On dustbin collection day after Tuesday night's storm, residents of a quiet street in Whitchurch, Bristol were shocked to find rabbit droppings, sawdust and cigarette ends strewn all over the pavement.
Taking her eight year-old to the primary school on the other side of the road, one parent said she was "Absolutely disgusted and almost threw up, my lover".
One girl has been off school ever since. Her mother, Mrs Sims whose husband works for a well-known computer company, is a friend of the residents whose wheelie bin had become so horribly upturned. Speaking about the culprits, Mrs Sims said "John and Helen are good friends of mine. We take it in turns ferrying our kids to school each day. I'm sure they wouldn't have done this on purpose".
The occupants of the house whose wheelie bin upturned so dramatically on Tuesday night spoke of their ordeal. John Bernas (father of two and owner of a small business) and his younger wife Helen (originally from Keynsham) were too shocked and embarrassed to give us an in-depth account of the ordeal. However, on Wednesday morning, they allegedly tried to clear the detritus whilst the rain continued to hammer relentlessly down.
"I'm shocked and embarrassed" stated Mr Bernas "but too tired to do much more right now. It's only 11 o'clock in the morning, for crying out loud! Why is ours the only wheelie bin to have suffered this fate?" He admitted that the cigarette ends were his. The rabbit droppings and sawdust were from their pet Sparky (who is soon to celebrate her third birthday).
The mayor of Bristol is considering whether to ban all wheelie bins within 100 yards of primary schools.
We are advised that a police helicopter also discovered that Mr & Mrs Bernas had accumulated a sizeable puddle of rain water in their back garden, only a few yards from the rear of their house. Neighbours are complaining on an hourly basis to Bristol Council to have the unsightly worm-infested grassy patch of land drained. "Why can't the authorities dredge our back gardens like they used to?" quizzed one dear old lady.
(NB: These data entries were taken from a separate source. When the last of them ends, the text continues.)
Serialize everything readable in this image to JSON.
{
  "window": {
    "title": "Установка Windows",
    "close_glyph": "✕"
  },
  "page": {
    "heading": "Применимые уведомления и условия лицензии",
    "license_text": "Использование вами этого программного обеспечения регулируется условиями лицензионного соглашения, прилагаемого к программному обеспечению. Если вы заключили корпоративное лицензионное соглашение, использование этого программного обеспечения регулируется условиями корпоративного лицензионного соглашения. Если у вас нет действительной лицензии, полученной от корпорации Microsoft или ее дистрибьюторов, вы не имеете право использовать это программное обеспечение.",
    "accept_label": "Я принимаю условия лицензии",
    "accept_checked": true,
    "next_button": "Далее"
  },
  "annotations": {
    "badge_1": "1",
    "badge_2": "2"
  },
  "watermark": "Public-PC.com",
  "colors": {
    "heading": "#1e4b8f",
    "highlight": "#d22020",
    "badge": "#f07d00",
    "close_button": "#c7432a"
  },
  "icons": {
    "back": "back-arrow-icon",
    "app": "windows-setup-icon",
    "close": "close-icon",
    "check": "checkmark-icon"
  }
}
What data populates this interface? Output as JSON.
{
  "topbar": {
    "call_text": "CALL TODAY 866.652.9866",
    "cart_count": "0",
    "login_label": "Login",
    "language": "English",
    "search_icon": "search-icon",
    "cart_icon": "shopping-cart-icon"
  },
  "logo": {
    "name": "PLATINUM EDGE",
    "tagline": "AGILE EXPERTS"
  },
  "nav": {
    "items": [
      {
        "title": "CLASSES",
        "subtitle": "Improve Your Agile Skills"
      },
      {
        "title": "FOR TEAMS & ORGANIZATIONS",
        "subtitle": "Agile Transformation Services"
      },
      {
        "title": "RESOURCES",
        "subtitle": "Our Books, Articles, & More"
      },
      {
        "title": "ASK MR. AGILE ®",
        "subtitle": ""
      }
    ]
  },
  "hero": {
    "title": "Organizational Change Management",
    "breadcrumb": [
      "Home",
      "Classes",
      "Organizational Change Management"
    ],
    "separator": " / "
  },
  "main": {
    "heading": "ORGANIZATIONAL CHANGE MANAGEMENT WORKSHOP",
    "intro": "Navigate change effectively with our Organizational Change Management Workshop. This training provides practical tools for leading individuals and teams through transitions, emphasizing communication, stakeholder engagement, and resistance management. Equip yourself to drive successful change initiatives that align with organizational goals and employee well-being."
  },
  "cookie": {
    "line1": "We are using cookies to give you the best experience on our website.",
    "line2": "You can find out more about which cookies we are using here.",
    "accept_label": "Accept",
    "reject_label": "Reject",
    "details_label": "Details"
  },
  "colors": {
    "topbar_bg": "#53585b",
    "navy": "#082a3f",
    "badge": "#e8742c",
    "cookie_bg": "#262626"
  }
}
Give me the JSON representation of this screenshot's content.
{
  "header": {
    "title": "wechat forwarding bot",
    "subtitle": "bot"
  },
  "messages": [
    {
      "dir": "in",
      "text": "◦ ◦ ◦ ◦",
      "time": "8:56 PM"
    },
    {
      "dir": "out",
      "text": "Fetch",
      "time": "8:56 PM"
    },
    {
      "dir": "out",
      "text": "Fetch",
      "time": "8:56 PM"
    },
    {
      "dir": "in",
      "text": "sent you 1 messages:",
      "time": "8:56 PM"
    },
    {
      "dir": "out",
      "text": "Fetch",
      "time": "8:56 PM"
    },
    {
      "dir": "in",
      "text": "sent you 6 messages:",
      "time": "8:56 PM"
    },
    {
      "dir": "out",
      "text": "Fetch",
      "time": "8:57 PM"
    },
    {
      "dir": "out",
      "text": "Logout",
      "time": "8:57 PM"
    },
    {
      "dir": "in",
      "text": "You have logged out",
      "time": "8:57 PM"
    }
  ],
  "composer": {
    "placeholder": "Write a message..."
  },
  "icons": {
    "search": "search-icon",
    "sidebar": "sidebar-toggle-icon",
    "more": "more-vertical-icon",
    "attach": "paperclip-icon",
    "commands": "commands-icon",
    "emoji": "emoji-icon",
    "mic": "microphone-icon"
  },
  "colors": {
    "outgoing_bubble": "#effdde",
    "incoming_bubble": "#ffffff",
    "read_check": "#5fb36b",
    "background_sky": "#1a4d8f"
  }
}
The Somerset Levels are having a worse time. They have very few wheelie bins and precious few primary school children under the age of eighteen. Some Bristolians are therefore campaigning for the contents of their wheelie bins to be used to raise the Somerset Levels by a metre. "Cigarette ends, sawdust and rabbit poo would be good for the soil" commented a Bristol recycling operative.